- Strategic Collaborations: They partnered with HR consulting firms, offering exclusive discounts to their clients, thereby expanding their customer base.
- Risk Mitigation: They offered free trial periods and onboarding support, encouraging potential customers to adopt the product and reducing the perceived risk of investing in a new solution.
- Focused Marketing: They deployed targeted ads and email campaigns, effectively reaching HR professionals.
Thought Leadership: They developed webinars and educational blogs as part of a comprehensive B2B content marketing strategy, demonstrating the software's value and positioning the company as an industry expert.
- Value-Based Pricing: They introduced a value-based pricing model, where the price is set based on the perceived value of the product or service to the customer, ensuring the pricing strategy aligns with the value delivered.
The components of a go-to-market strategy are simple: market intelligence, market segmentation, and product messaging. But, the execution of those steps can be more complex depending on your product and the market you’re entering. Being methodical about each step and doing your due diligence will help set you up for success.
To learn more about the importance of demand generation in the success of a GTM strategy, check out our Essential Guide to Demand Generation.
This post was originally published June 7, 2019 and has been updated and refreshed for relevance.

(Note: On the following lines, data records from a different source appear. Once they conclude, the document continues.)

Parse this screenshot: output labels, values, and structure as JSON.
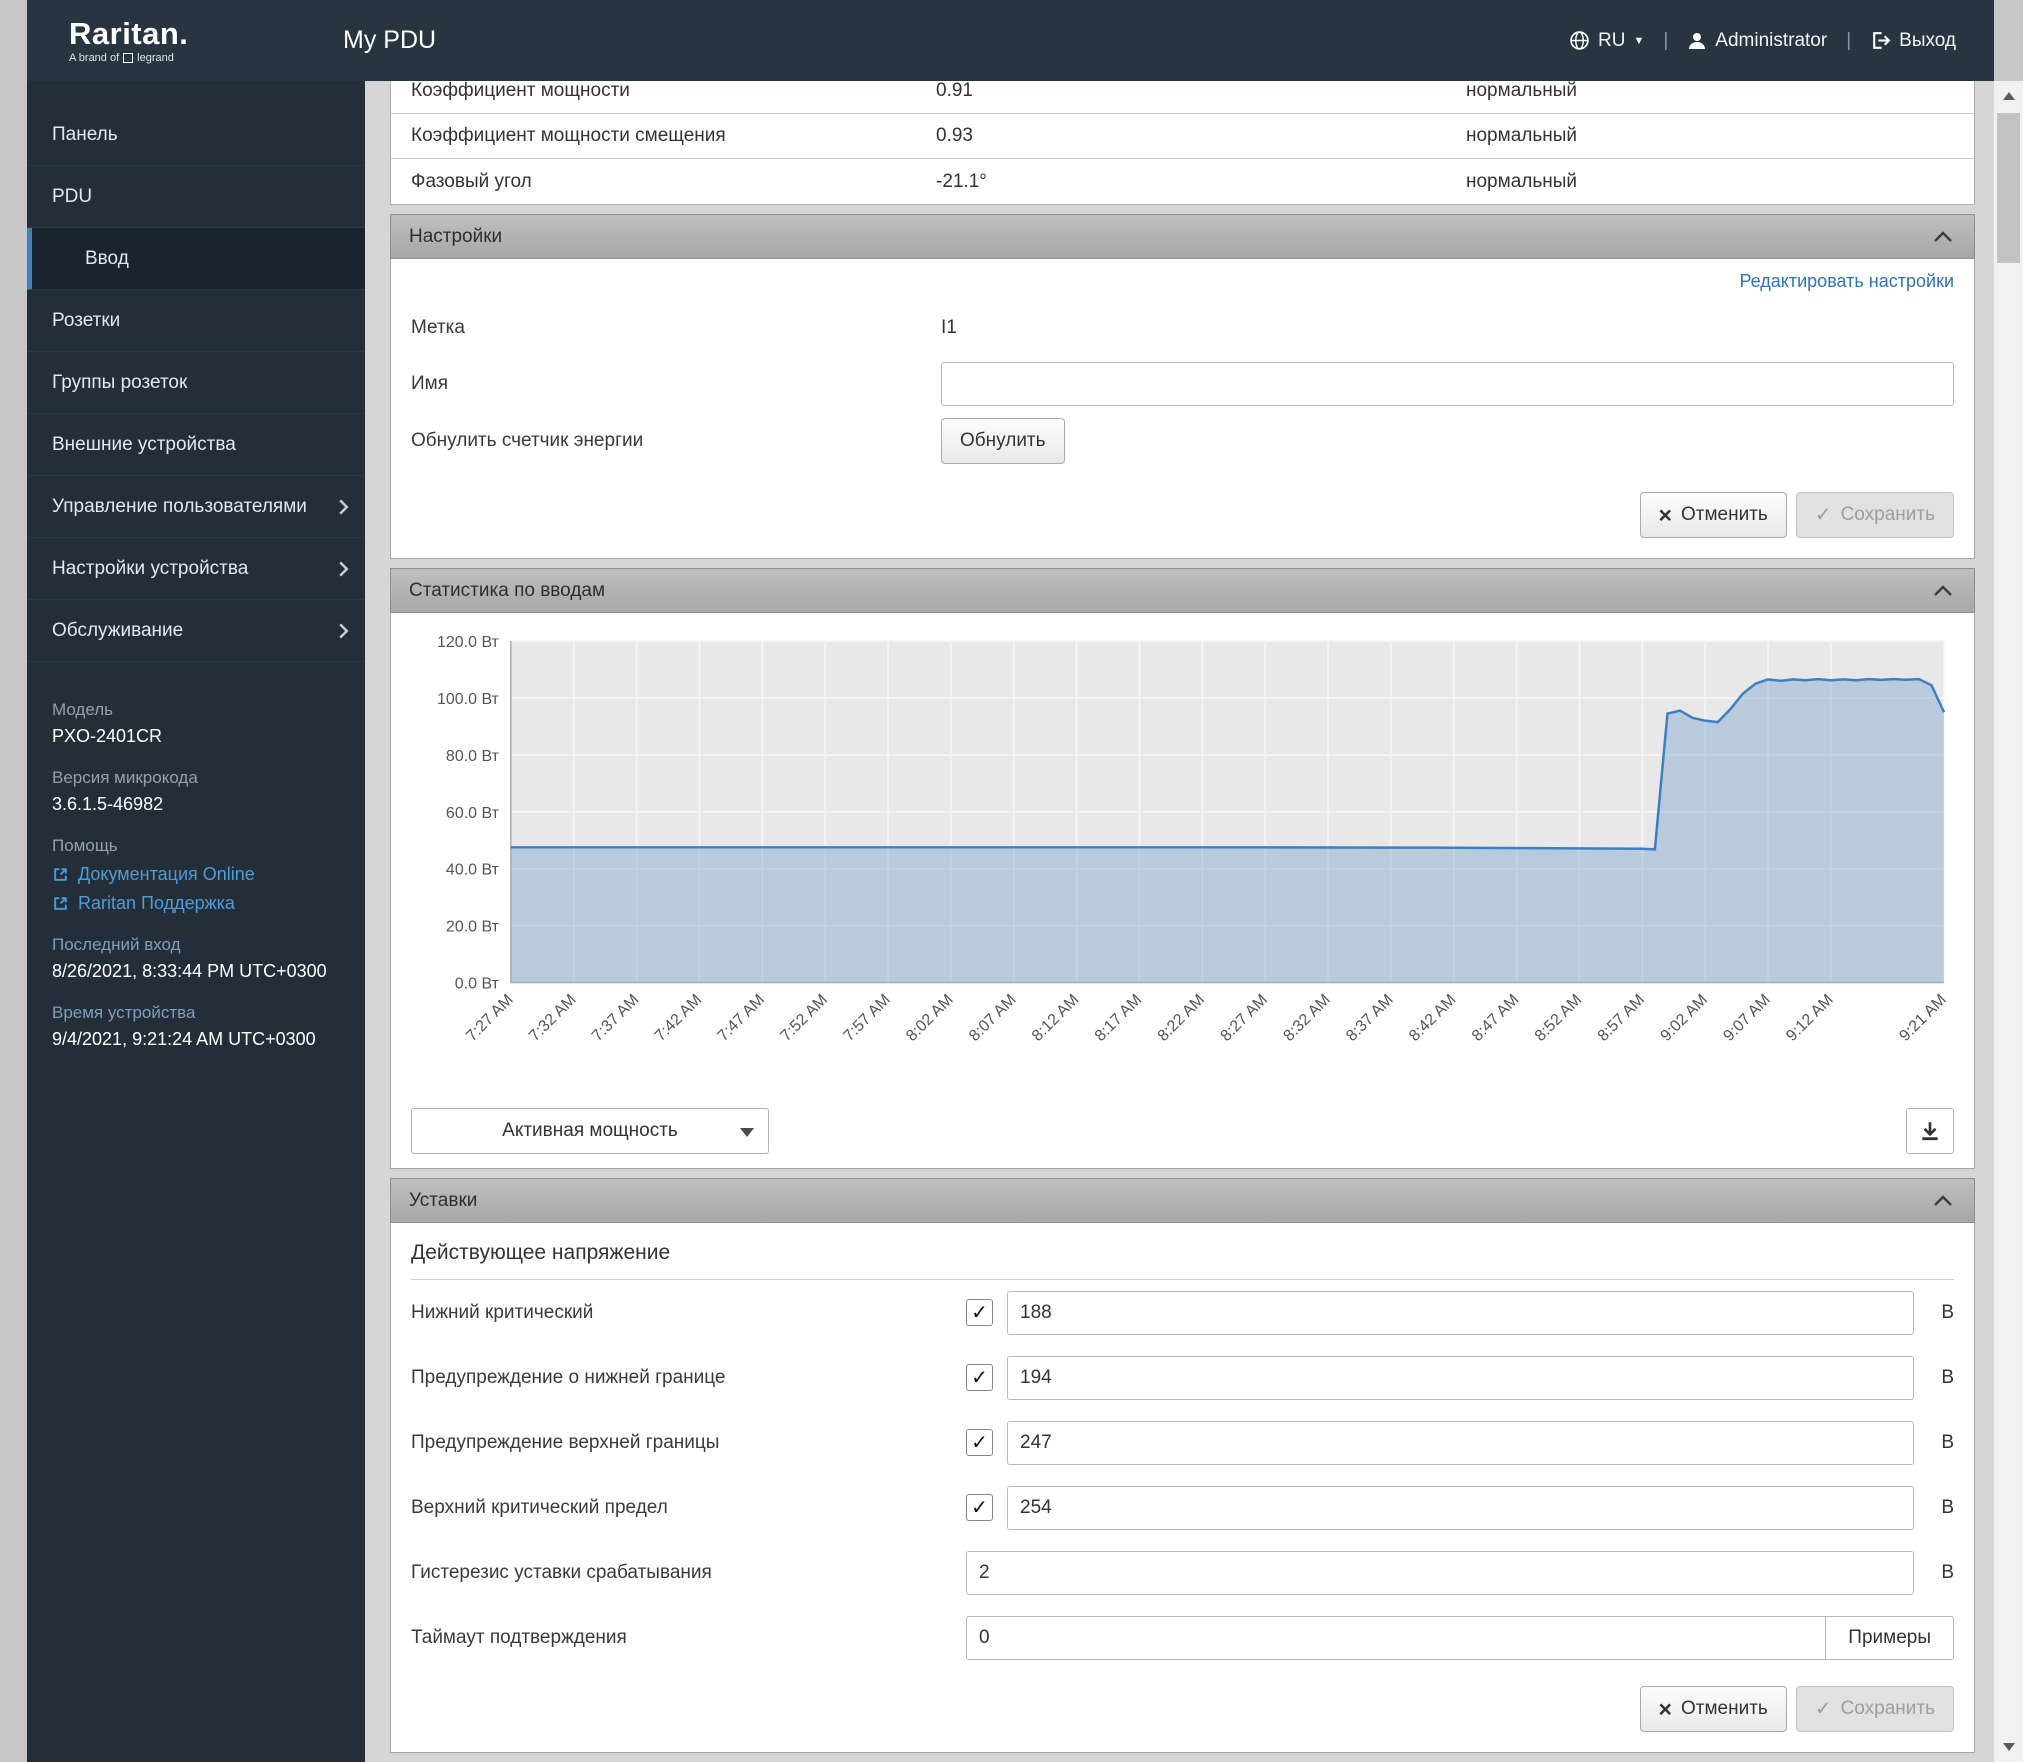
{
  "header": {
    "brand": "Raritan.",
    "brand_sub_prefix": "A brand of",
    "brand_sub_name": "legrand",
    "title": "My PDU",
    "lang": "RU",
    "user": "Administrator",
    "logout": "Выход",
    "sep": "|"
  },
  "sidebar": {
    "items": [
      {
        "label": "Панель"
      },
      {
        "label": "PDU"
      },
      {
        "label": "Ввод",
        "active": true
      },
      {
        "label": "Розетки"
      },
      {
        "label": "Группы розеток"
      },
      {
        "label": "Внешние устройства"
      },
      {
        "label": "Управление пользователями",
        "expandable": true
      },
      {
        "label": "Настройки устройства",
        "expandable": true
      },
      {
        "label": "Обслуживание",
        "expandable": true
      }
    ],
    "info": {
      "model_label": "Модель",
      "model_value": "PXO-2401CR",
      "firmware_label": "Версия микрокода",
      "firmware_value": "3.6.1.5-46982",
      "help_label": "Помощь",
      "link_docs": "Документация Online",
      "link_support": "Raritan Поддержка",
      "last_login_label": "Последний вход",
      "last_login_value": "8/26/2021, 8:33:44 PM UTC+0300",
      "device_time_label": "Время устройства",
      "device_time_value": "9/4/2021, 9:21:24 AM UTC+0300"
    }
  },
  "sensor_table": {
    "rows": [
      {
        "name": "Коэффициент мощности",
        "value": "0.91",
        "status": "нормальный"
      },
      {
        "name": "Коэффициент мощности смещения",
        "value": "0.93",
        "status": "нормальный"
      },
      {
        "name": "Фазовый угол",
        "value": "-21.1°",
        "status": "нормальный"
      }
    ]
  },
  "settings": {
    "title": "Настройки",
    "edit_link": "Редактировать настройки",
    "label_label": "Метка",
    "label_value": "I1",
    "name_label": "Имя",
    "name_value": "",
    "reset_label": "Обнулить счетчик энергии",
    "reset_button": "Обнулить"
  },
  "actions": {
    "cancel": "Отменить",
    "save": "Сохранить"
  },
  "stats": {
    "title": "Статистика по вводам",
    "selector": "Активная мощность"
  },
  "chart_data": {
    "type": "area",
    "title": "Статистика по вводам",
    "series_name": "Активная мощность",
    "ylabel": "Вт",
    "ylim": [
      0,
      120
    ],
    "grid": true,
    "plot_bg": "#e8e8e8",
    "grid_color": "#f7f7f7",
    "axis_color": "#ababab",
    "line_color": "#3e7fc1",
    "fill_color": "rgba(128,166,208,0.45)",
    "x_start": "7:27",
    "x_end": "9:21",
    "yticks": [
      {
        "v": 120,
        "label": "120.0 Вт"
      },
      {
        "v": 100,
        "label": "100.0 Вт"
      },
      {
        "v": 80,
        "label": "80.0 Вт"
      },
      {
        "v": 60,
        "label": "60.0 Вт"
      },
      {
        "v": 40,
        "label": "40.0 Вт"
      },
      {
        "v": 20,
        "label": "20.0 Вт"
      },
      {
        "v": 0,
        "label": "0.0 Вт"
      }
    ],
    "xticks": [
      "7:27 AM",
      "7:32 AM",
      "7:37 AM",
      "7:42 AM",
      "7:47 AM",
      "7:52 AM",
      "7:57 AM",
      "8:02 AM",
      "8:07 AM",
      "8:12 AM",
      "8:17 AM",
      "8:22 AM",
      "8:27 AM",
      "8:32 AM",
      "8:37 AM",
      "8:42 AM",
      "8:47 AM",
      "8:52 AM",
      "8:57 AM",
      "9:02 AM",
      "9:07 AM",
      "9:12 AM",
      "9:21 AM"
    ],
    "series": [
      {
        "name": "Активная мощность",
        "points": [
          [
            "7:27",
            47.5
          ],
          [
            "7:40",
            47.5
          ],
          [
            "8:00",
            47.5
          ],
          [
            "8:20",
            47.5
          ],
          [
            "8:40",
            47.4
          ],
          [
            "8:50",
            47.2
          ],
          [
            "8:57",
            47.0
          ],
          [
            "8:58",
            46.8
          ],
          [
            "8:59",
            94.5
          ],
          [
            "9:00",
            95.5
          ],
          [
            "9:01",
            93.0
          ],
          [
            "9:02",
            92.0
          ],
          [
            "9:03",
            91.5
          ],
          [
            "9:04",
            96.0
          ],
          [
            "9:05",
            101.5
          ],
          [
            "9:06",
            105.0
          ],
          [
            "9:07",
            106.5
          ],
          [
            "9:08",
            106.0
          ],
          [
            "9:09",
            106.5
          ],
          [
            "9:10",
            106.2
          ],
          [
            "9:11",
            106.6
          ],
          [
            "9:12",
            106.2
          ],
          [
            "9:13",
            106.5
          ],
          [
            "9:14",
            106.2
          ],
          [
            "9:15",
            106.6
          ],
          [
            "9:16",
            106.3
          ],
          [
            "9:17",
            106.6
          ],
          [
            "9:18",
            106.4
          ],
          [
            "9:19",
            106.6
          ],
          [
            "9:20",
            104.5
          ],
          [
            "9:21",
            95.0
          ]
        ]
      }
    ]
  },
  "thresholds": {
    "title": "Уставки",
    "subtitle": "Действующее напряжение",
    "rows": [
      {
        "label": "Нижний критический",
        "checked": true,
        "value": "188",
        "unit": "В"
      },
      {
        "label": "Предупреждение о нижней границе",
        "checked": true,
        "value": "194",
        "unit": "В"
      },
      {
        "label": "Предупреждение верхней границы",
        "checked": true,
        "value": "247",
        "unit": "В"
      },
      {
        "label": "Верхний критический предел",
        "checked": true,
        "value": "254",
        "unit": "В"
      },
      {
        "label": "Гистерезис уставки срабатывания",
        "checked": false,
        "value": "2",
        "unit": "В"
      },
      {
        "label": "Таймаут подтверждения",
        "checked": false,
        "value": "0",
        "button": "Примеры"
      }
    ]
  }
}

Sr Creative Strategist specializing in B2B brand creation, sales enablement, and SaaS demand generation. With 8 years of experience, she excels in driving ROI and revenue-driven KPIs through collaborative innovation.